What to produce — From the listing below, extract every line in which the word "title" appears.

Source records —
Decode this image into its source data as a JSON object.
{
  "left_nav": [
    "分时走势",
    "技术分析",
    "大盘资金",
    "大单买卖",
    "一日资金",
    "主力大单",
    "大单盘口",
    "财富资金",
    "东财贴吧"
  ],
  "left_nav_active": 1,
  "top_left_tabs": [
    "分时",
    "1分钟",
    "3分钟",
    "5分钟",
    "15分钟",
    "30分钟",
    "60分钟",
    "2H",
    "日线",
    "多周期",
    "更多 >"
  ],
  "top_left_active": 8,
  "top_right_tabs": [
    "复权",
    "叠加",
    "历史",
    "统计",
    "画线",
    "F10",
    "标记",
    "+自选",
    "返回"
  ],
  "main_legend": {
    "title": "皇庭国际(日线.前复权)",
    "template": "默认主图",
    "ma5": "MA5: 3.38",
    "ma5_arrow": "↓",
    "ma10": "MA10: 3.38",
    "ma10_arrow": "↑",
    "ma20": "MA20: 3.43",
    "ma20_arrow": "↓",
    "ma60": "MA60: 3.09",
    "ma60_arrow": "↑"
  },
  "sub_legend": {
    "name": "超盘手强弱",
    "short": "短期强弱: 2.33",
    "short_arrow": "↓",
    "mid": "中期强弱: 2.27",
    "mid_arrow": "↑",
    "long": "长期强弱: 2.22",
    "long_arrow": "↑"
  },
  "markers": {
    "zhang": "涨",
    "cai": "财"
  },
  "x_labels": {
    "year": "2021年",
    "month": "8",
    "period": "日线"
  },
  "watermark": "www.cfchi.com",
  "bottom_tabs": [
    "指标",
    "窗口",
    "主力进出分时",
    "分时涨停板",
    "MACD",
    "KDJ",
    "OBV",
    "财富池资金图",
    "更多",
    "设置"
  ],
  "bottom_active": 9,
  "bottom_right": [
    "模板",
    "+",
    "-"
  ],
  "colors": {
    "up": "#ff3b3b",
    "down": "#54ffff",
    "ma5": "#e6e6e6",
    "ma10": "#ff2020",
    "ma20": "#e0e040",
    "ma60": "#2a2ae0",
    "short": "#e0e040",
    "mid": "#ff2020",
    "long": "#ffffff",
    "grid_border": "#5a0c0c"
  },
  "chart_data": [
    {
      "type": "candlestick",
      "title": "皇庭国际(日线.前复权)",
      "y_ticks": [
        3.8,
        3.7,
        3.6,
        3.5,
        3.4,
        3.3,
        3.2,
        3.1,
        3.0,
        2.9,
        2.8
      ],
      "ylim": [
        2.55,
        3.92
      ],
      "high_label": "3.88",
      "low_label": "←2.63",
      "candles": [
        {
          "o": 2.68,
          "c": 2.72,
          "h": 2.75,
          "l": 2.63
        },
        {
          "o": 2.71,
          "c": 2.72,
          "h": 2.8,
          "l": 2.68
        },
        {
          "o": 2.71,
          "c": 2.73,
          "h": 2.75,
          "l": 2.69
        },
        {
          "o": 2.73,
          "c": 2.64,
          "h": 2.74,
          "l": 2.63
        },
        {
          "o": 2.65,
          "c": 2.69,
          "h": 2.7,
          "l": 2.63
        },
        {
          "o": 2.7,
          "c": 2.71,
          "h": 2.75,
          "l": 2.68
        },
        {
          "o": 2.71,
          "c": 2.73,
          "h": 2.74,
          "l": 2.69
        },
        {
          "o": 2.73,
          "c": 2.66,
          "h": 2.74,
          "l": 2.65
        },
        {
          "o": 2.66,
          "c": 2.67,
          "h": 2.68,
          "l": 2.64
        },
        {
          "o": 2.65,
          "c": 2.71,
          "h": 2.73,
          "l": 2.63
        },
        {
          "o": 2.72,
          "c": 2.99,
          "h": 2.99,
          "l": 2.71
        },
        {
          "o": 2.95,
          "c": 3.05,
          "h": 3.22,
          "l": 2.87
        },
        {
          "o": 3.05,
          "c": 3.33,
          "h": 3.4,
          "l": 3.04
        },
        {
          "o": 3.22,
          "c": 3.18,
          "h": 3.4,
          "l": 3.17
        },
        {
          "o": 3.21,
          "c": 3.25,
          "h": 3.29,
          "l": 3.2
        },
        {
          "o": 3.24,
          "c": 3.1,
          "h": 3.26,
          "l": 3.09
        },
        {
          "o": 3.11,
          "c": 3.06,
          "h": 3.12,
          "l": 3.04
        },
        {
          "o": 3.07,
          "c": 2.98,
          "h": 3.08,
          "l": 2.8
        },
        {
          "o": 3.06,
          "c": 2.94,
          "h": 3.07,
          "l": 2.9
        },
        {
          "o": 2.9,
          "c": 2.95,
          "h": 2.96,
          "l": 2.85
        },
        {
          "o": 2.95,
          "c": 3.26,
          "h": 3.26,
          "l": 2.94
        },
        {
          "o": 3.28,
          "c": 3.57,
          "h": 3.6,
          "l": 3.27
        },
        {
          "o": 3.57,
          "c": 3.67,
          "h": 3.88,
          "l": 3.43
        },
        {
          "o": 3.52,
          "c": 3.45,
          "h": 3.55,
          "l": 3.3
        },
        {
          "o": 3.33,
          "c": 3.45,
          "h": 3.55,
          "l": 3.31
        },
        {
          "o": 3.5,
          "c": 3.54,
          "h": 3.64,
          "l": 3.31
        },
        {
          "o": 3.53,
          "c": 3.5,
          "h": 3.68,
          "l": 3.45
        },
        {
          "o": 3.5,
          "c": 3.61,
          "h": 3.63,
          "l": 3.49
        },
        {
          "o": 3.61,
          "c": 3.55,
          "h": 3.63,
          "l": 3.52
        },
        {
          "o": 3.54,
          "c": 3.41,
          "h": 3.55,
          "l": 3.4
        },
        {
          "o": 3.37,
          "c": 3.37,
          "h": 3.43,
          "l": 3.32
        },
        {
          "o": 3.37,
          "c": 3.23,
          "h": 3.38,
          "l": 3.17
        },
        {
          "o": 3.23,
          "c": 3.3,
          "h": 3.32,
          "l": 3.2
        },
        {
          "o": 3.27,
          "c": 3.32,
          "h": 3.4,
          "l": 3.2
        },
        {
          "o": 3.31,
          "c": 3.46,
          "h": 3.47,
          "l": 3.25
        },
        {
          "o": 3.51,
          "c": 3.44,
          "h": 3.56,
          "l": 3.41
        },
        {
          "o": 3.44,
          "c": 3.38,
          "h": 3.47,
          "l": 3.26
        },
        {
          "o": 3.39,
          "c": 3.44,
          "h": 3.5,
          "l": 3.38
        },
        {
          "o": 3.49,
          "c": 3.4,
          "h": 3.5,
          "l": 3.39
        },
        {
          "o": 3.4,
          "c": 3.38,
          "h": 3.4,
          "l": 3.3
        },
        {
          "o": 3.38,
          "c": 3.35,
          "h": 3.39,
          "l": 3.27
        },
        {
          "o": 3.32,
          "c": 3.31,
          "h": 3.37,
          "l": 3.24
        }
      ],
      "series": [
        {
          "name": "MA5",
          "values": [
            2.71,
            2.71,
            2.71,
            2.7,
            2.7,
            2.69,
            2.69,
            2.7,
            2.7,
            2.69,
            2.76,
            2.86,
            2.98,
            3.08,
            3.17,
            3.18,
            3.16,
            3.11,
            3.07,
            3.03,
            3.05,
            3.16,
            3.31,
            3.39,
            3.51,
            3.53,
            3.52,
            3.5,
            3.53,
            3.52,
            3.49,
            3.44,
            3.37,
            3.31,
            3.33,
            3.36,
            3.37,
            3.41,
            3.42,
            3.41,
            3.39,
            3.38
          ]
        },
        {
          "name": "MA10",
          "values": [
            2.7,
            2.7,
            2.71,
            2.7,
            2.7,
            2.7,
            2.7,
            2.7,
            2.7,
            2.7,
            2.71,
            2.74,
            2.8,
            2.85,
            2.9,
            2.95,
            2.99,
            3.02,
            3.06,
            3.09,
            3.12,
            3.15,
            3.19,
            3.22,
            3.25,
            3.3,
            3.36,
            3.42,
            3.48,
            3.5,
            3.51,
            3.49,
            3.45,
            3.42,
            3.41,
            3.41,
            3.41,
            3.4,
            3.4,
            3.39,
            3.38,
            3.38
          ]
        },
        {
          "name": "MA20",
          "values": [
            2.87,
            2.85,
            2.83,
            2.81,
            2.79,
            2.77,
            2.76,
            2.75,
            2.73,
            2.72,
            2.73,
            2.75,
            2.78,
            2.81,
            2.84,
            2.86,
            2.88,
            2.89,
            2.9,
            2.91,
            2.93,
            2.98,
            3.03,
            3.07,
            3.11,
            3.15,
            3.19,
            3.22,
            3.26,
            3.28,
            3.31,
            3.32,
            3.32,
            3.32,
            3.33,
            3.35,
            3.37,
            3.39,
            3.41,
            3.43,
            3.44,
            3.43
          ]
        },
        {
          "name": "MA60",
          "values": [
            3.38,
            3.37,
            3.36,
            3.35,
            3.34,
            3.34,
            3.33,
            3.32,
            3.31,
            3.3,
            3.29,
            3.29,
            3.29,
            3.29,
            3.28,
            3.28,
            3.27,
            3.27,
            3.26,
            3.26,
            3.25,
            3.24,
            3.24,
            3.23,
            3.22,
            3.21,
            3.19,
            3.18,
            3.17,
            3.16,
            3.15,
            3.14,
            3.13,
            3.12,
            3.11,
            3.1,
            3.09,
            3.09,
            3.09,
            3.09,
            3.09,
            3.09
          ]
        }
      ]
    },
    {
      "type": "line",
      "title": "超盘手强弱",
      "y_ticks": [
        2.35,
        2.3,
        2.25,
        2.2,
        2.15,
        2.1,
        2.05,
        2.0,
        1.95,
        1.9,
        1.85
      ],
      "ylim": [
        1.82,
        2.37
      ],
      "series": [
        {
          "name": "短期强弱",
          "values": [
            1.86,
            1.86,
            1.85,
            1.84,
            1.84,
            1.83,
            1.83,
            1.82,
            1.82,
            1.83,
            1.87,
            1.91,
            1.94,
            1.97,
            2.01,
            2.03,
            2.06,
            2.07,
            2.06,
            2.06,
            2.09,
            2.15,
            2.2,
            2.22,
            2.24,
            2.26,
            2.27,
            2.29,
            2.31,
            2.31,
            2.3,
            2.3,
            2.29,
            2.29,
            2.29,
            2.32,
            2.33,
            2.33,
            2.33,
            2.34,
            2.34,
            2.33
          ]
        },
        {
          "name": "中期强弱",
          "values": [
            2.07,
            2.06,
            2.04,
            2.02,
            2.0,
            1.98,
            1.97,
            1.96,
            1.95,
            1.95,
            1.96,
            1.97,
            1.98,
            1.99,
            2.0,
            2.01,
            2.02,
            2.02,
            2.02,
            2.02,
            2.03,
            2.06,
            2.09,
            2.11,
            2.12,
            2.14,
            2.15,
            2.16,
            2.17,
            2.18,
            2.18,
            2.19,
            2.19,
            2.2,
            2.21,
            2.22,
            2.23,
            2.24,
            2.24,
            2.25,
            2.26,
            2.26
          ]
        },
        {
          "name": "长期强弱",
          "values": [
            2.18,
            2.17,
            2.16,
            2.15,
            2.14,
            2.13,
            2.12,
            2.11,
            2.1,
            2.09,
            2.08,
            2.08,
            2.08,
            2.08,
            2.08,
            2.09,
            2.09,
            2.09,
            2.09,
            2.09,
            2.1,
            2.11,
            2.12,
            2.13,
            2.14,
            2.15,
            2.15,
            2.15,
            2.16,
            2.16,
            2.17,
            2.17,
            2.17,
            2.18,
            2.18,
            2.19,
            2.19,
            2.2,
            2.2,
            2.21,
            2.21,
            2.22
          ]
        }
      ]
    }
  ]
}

Answer box —
    "title": "皇庭国际(日线.前复权)",
      "title": "皇庭国际(日线.前复权)",
      "title": "超盘手强弱",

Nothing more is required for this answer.